# YOUR TASK:
Every line of the records that holds the word "date" should be copied.

*** Opening LISTED ENTRIES ***

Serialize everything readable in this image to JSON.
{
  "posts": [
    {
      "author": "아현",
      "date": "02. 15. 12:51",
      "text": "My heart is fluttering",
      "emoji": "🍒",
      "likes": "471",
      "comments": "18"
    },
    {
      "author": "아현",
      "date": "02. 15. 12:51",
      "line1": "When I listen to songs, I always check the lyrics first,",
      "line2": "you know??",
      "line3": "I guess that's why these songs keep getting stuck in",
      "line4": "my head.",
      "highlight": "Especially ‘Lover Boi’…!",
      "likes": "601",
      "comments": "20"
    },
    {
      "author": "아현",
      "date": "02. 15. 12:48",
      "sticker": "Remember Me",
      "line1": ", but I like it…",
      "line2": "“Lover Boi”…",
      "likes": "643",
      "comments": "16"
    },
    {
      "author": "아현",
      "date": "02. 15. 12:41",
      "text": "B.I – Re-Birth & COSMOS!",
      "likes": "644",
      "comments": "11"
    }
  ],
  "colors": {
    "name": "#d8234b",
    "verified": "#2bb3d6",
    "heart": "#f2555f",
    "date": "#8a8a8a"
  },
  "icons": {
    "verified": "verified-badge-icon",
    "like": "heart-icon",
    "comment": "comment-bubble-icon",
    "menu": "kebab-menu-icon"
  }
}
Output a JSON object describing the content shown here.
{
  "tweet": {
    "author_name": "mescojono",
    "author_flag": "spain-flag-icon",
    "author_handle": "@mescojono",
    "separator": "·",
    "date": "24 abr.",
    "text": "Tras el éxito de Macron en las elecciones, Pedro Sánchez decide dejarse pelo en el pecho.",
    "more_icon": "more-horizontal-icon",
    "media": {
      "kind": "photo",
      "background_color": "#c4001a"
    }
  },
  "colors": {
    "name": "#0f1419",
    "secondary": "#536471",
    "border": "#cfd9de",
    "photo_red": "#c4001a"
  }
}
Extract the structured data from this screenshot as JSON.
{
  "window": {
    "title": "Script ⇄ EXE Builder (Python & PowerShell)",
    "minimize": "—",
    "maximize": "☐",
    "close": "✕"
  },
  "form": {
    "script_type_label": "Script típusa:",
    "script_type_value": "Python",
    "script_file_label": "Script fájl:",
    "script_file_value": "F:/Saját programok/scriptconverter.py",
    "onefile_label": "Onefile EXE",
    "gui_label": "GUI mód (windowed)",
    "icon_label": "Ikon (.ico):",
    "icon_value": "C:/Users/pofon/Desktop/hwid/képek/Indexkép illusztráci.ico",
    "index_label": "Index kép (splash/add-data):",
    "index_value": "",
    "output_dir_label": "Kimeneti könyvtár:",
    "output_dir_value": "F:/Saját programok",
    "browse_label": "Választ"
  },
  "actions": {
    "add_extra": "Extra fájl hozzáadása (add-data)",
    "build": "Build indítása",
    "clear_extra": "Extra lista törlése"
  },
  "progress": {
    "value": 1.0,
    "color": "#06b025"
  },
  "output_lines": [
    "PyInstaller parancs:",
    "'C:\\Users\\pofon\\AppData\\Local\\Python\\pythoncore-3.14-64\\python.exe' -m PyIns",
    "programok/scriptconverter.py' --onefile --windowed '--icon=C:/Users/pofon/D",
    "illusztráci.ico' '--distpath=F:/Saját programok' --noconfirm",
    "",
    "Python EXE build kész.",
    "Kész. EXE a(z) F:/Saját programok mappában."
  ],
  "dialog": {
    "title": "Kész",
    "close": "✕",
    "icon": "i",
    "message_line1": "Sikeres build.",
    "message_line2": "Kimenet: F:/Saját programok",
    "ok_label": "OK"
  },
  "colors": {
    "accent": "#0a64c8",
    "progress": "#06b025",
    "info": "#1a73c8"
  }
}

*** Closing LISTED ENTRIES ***

# ANSWER SECTION:
      "date": "02. 15. 12:51",
      "date": "02. 15. 12:51",
      "date": "02. 15. 12:48",
      "date": "02. 15. 12:41",
    "date": "#8a8a8a"
    "date": "24 abr.",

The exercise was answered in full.